[cta] Start your journey to recovery and begin building your support network at Above It All. Call today to see how we can help. [/cta]

Celebrating Your Independence from Addiction

It was 240 years ago on the 4th of July that America celebrated its independence as a new nation. While your time in sobriety may seem to pale in comparison, your independence from addiction is certainly something worth celebrating. Whether you’ve been in recovery for two weeks, two months, two years, or two decades, it’s an accomplishment. As you’re enjoying picnics, barbecues, fireworks, and family, take some time to stop and think about what your independence means to you.

Reflect on the progress you’ve made. Consider how much your life has changed for the better and how far you have come from your days of active addiction. What are some things that you’ve accomplished that you never thought possible before? How has your physical and mental health improved?

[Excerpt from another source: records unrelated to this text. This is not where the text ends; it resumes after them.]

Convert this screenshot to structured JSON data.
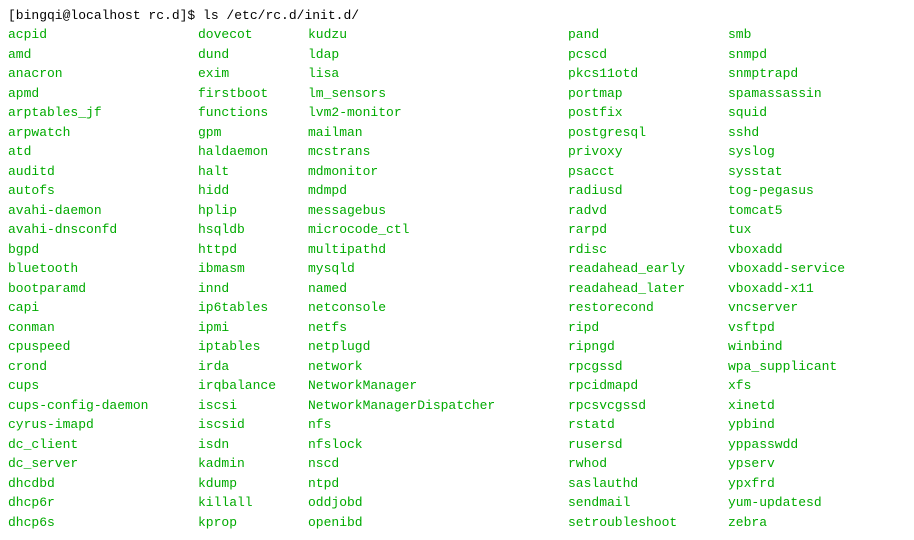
{
  "prompt": "[bingqi@localhost rc.d]$ ls /etc/rc.d/init.d/",
  "columns": [
    [
      "acpid",
      "amd",
      "anacron",
      "apmd",
      "arptables_jf",
      "arpwatch",
      "atd",
      "auditd",
      "autofs",
      "avahi-daemon",
      "avahi-dnsconfd",
      "bgpd",
      "bluetooth",
      "bootparamd",
      "capi",
      "conman",
      "cpuspeed",
      "crond",
      "cups",
      "cups-config-daemon",
      "cyrus-imapd",
      "dc_client",
      "dc_server",
      "dhcdbd",
      "dhcp6r",
      "dhcp6s"
    ],
    [
      "dovecot",
      "dund",
      "exim",
      "firstboot",
      "functions",
      "gpm",
      "haldaemon",
      "halt",
      "hidd",
      "hplip",
      "hsqldb",
      "httpd",
      "ibmasm",
      "innd",
      "ip6tables",
      "ipmi",
      "iptables",
      "irda",
      "irqbalance",
      "iscsi",
      "iscsid",
      "isdn",
      "kadmin",
      "kdump",
      "killall",
      "kprop"
    ],
    [
      "kudzu",
      "ldap",
      "lisa",
      "lm_sensors",
      "lvm2-monitor",
      "mailman",
      "mcstrans",
      "mdmonitor",
      "mdmpd",
      "messagebus",
      "microcode_ctl",
      "multipathd",
      "mysqld",
      "named",
      "netconsole",
      "netfs",
      "netplugd",
      "network",
      "NetworkManager",
      "NetworkManagerDispatcher",
      "nfs",
      "nfslock",
      "nscd",
      "ntpd",
      "oddjobd",
      "openibd"
    ],
    [
      "pand",
      "pcscd",
      "pkcs11otd",
      "portmap",
      "postfix",
      "postgresql",
      "privoxy",
      "psacct",
      "radiusd",
      "radvd",
      "rarpd",
      "rdisc",
      "readahead_early",
      "readahead_later",
      "restorecond",
      "ripd",
      "ripngd",
      "rpcgssd",
      "rpcidmapd",
      "rpcsvcgssd",
      "rstatd",
      "rusersd",
      "rwhod",
      "saslauthd",
      "sendmail",
      "setroubleshoot"
    ],
    [
      "smb",
      "snmpd",
      "snmptrapd",
      "spamassassin",
      "squid",
      "sshd",
      "syslog",
      "sysstat",
      "tog-pegasus",
      "tomcat5",
      "tux",
      "vboxadd",
      "vboxadd-service",
      "vboxadd-x11",
      "vncserver",
      "vsftpd",
      "winbind",
      "wpa_supplicant",
      "xfs",
      "xinetd",
      "ypbind",
      "yppasswdd",
      "ypserv",
      "ypxfrd",
      "yum-updatesd",
      "zebra"
    ]
  ]
}
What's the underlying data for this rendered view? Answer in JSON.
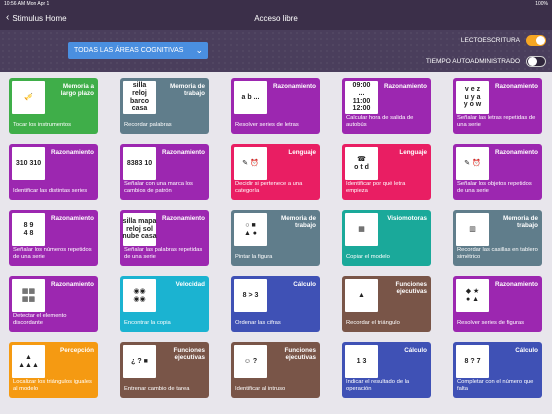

Appreciate your freedom to choose what you do. Drugs and alcohol no longer dictate your life – you do. You have the ability to make healthy choices and pursue your goals and dreams. Without the influence of addiction, you can think more clearly and remember life’s special moments.

Re-evaluate where you’re headed. The year is a little more than halfway over. Are you still on track with your goals? Review what you want to accomplish and how to get there. It may be time to set some new goals for yourself.

Set yourself up for success. There will be lots of events going on for the 4th of July. Remember that you don’t have to accept every invitation. Focus on finding sober activities, or host your own party so that you’re more in control of the environment. Know your triggers and how to minimize them so you can still have fun.

If you can’t fathom a 4th of July without a few drinks, it may be time to consider addiction treatment. Above It All Treatment Center can help you get on the path to sobriety and a lifestyle of recovery that you can be proud of.

[cta] Leave a comment and let us know how you’re celebrating your independence from addiction and how it’s changed your life for the better! [/cta]